Nepal< Back to the other countries
The Communist Party of Nepal-Maoists (CPN-M) waged a decade-long armed struggle against the monarchy.
After two failed attempts – in 2001 and 2003 – at negotiating a resolution to the conflict, the Government and the CPN-M signed a peace accord in 2006. The conflict left more than 12,000 people dead and 100,000 displaced according to UN estimates. Landmines and improvised explosive devices caused hundreds of casualties.
Geneva Call engaged the CPN-M on the anti-personnel (AP) mine ban from 2003 to 2007, when the group became part of the interim Government.
Banning AP mines

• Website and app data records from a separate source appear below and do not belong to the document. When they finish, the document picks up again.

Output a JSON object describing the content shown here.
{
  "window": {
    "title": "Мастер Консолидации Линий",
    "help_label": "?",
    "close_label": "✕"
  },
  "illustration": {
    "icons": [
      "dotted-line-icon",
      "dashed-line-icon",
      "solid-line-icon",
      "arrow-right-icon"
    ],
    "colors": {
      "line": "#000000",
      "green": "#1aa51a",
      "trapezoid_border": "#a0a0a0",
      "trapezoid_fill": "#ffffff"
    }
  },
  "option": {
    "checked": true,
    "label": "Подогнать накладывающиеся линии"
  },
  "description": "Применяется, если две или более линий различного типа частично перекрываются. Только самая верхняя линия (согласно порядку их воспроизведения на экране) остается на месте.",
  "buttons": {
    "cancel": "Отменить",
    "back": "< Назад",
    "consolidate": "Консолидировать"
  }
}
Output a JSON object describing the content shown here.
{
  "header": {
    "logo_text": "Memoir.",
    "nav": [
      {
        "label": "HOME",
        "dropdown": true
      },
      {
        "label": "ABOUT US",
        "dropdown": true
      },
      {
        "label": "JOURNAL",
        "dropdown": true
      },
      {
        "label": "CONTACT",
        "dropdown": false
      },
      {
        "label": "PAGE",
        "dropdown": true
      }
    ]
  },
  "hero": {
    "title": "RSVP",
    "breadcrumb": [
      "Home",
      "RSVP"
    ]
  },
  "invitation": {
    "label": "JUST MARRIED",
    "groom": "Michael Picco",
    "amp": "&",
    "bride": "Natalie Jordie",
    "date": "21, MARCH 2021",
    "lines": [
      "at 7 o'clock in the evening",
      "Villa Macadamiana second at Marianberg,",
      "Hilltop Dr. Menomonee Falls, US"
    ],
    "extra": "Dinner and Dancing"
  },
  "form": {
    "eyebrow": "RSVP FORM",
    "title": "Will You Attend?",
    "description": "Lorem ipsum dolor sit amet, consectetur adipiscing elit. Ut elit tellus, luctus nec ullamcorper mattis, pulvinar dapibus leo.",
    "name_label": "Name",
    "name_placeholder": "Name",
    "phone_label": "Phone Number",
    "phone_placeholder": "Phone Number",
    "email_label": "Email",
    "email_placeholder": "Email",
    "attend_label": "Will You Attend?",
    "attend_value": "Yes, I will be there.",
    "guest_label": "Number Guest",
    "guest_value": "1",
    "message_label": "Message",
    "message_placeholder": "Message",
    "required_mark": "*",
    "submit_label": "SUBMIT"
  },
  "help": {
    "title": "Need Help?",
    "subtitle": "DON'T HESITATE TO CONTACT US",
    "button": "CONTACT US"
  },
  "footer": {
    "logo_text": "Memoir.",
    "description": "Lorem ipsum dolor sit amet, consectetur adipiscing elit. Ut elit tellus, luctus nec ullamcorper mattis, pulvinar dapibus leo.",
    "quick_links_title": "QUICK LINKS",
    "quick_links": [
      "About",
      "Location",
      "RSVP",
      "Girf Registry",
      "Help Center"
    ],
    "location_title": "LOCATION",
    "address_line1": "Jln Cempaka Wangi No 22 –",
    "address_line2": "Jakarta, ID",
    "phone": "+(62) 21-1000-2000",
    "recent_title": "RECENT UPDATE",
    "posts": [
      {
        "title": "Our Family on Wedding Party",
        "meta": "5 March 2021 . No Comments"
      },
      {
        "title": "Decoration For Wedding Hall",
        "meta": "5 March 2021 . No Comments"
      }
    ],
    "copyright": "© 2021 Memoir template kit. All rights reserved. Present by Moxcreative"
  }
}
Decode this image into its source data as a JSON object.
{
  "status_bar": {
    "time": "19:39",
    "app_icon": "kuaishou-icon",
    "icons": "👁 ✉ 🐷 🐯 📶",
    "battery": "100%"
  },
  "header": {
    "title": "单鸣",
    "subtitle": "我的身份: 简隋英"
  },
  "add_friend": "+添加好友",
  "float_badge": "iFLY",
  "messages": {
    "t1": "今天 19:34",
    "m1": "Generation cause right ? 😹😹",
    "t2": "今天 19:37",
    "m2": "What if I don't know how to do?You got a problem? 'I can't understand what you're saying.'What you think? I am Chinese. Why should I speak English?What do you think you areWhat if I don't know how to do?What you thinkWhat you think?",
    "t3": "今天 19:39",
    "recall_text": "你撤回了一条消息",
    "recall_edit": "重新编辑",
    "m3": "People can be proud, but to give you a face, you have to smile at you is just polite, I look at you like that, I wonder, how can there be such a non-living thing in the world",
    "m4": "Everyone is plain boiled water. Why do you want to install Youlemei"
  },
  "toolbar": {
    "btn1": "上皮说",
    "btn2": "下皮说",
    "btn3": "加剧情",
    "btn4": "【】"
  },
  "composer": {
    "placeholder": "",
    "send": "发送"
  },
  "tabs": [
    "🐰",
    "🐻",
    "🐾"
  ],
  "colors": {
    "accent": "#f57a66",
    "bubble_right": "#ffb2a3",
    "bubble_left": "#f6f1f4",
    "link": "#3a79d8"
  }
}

Geneva Call met with representatives of the CPN-M on several occasions during the course of the conflict. The organization advocated for a ban on AP mines and measures to reduce the risk to civilians of other explosive devices.
Geneva Call also called on both sides to address mine action in peace talks. In a seminar supported by Geneva Call in 2006, a leader of the Moro Islamic Liberation Front, a signatory group to the Deed of Commitment banning AP mines from The Philippines, was invited to share the group’s experience in giving up AP mines. Over a hundred people attended, including representatives of the Government and the CPN-M.
In May 2006, the two parties agreed to a bilateral ceasefire that included the non-use of landmines. The peace agreement concluded a few months later also commited them not to use mines and assist in marking and clearance of mined areas.
- Both the Government and the CNP-M committed in the 2006 bilateral ceasefire and peace agreement to forego the use of landmines, paving the way for the complete clearance of known mined areas by 2011.
In Nepal, Geneva Call works or has worked with the following armed non-State actors:
|The Communist Party of Nepal-Maoists (CPN-M)||No|
The ANSA is being engaged by Geneva Call on this thematic area
The ANSA was engaged by Geneva Call on this thematic area
The ANSA has signed the Deed of Commitment on this thematic area